__DIRECTIONS__. What is the number of lines in the data that include the string "text"? Give it by itself.
___ DATA EXTRACT
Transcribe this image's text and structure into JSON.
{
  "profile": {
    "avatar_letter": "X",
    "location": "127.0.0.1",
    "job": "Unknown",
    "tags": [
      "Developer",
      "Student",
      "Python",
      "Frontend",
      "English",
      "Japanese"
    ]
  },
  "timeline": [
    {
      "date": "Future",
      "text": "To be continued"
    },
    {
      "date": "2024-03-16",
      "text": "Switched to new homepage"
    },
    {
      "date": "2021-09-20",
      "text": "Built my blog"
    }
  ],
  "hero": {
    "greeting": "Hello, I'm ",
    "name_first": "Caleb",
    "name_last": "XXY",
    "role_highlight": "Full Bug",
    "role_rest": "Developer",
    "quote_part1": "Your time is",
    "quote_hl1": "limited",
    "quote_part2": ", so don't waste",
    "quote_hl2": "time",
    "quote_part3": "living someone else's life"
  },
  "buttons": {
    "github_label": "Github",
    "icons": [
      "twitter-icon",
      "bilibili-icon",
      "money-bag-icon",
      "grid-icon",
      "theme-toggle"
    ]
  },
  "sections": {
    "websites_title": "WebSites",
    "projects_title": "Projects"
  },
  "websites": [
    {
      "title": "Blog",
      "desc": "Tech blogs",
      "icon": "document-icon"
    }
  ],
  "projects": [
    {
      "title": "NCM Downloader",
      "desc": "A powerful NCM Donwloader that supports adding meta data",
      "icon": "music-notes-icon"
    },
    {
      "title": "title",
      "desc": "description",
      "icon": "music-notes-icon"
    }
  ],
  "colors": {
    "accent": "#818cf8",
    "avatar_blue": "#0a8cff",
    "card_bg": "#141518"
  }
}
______
__WRITTEN ANSWER__. 4